New Zealand's top women cricketers are on the cusp of a financial revolution which could see them become fulltime professionals.
Australia's best could be on contract and sponsorship deals which push their cricket incomes beyond $100,000 by the start of next summer, after the Sydney Morning Herald revealed negotiations between Cricket Australia and the Australian Cricketers' Association last month.
New Zealand have seven players - Suzie Bates, Sophie Devine, Amy Satterthwaite, Sara McGlashan, Rachel Priest, Hayley Jensen and Morna Nielsen - contracted to the women's Big Bash League. Contracts are understood to be worth between A$3000 ($3200) and A$10,000 ($10,650).
Australia's centrally-contracted women's players are paid retainers between A$50,134 ($53,365) and A$78,034 ($83,064) out of a A$2.26 million ($2.4 million) pool.
Their remuneration looks set for a boost if Australia's Channel 10 television viewing figures keep exceeding expectations. An average of 372,000 viewers watched the Melbourne derby between the women's Renegades and Stars last week, peaking at 439,000. The coverage prompted network executives to add the semifinals and two of the last three games to their viewing schedule.
It's another coup in a week of cricketing enlightenment, after Chris Gayle's chastisement for using a pick-up line on Australian television reporter Mel McLaughlin during a live interview, an act he later claimed was a "joke".

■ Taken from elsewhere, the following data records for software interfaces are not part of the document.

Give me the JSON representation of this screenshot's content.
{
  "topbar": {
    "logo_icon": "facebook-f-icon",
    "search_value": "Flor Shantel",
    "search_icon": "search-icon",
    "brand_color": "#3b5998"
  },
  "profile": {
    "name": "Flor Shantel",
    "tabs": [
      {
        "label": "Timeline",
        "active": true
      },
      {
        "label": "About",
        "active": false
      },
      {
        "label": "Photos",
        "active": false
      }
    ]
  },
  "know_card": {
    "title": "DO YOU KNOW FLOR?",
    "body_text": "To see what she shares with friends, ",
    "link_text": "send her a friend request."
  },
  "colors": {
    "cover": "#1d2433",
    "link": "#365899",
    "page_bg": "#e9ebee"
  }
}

Top players also face a work opportunity in England this year with the launch of the Super League, a competition comprising six franchises without any county affiliation.
Add 10 New Zealand Cricket women's contracts worth $10,000 - plus match fees - and a significant income stream takes shape.
New Zealand coach and former captain Haidee Tif-fen welcomes the initiatives, which she says will develop better cricketers, particularly with three one-day internationals and three Twenty20s planned against Australia next month.
"It's great they're being recognised as athletes and remunerated for the value they're bringing to Cricket Australia and women's sport in general.
It's an exciting time to be involved in women's cricket.
"The TV ratings show there's a need to be inspired by sportswomen expressing themselves. The [New Zealand] girls are loving it, and true growth in the game only comes from experiential learning.
"A short-term solution is that this gives the top White Ferns more money. I want that for our players, but we need to look at it holistically. What are the pathways for our young girls to engage? Why do women choose to play and watch, or not? If we can start understanding our culture around cricket, we can serve more people."
Tiffen concurred with former Black Caps captain Daniel Vettori's idea to push for the recruitment of a New Zealand franchise into the Big Bash.
"I'm encouraging our players to make the most of the experience and bring that expertise home," she said. "Our top players will be playing more cricket than they ever have in a summer."
NZC's head of cricket Lindsay Crocker acknowledged the disparity between men's and women's centralised contract retainers - the top men earn retainers in the region of $200,000 - but said they could only afford to base payments on the perceived commercial worth of women.
"England can afford to pay their players outside that commercial worth because they've got the wherewithal to do so," Crocker said.
"Australia have found value through the women's Big Bash. Piggybacking off them is the initial step to providing a better income. We build the women's schedule around that as a result.
"The $10,000 is probably more like a training allowance than a salary but they've got the freedom to play outside our system in as many leagues as they like.
"Like the men's contracts, we can't match the resources of Australia or England with our smaller funding base."
Crocker says a Women In Cricket project undertaken by NZC this year will endeavour to better understand the relationship of women with the game through players, coaches, fans, volunteers and administrators.
"Hopefully we get a better gauge as to how we develop their professionalism to provide a sustainable career path.
"The women's Big Bash has shown women's cricket has an appeal, if packaged right.
"They've piggybacked off the men's brand rather than creating something separate, which has been contrary to our thinking."
Tiffen says Gayle's gaffe has had a positive impact, in an unconventional way.
"It took an unfortunate situation like this to raise awareness and educate people that it's not OK. It's about men looking at themselves and asking, 'What the hell would I do?' in that situation.
"There's something bubbling away which recognises the value of women cricketers as athletes, not women cricketers compared to male cricketers.
"It can help fathers see their daughters and wives in a different light, and is about creating equality and not tolerating discrimination," said Tiffen.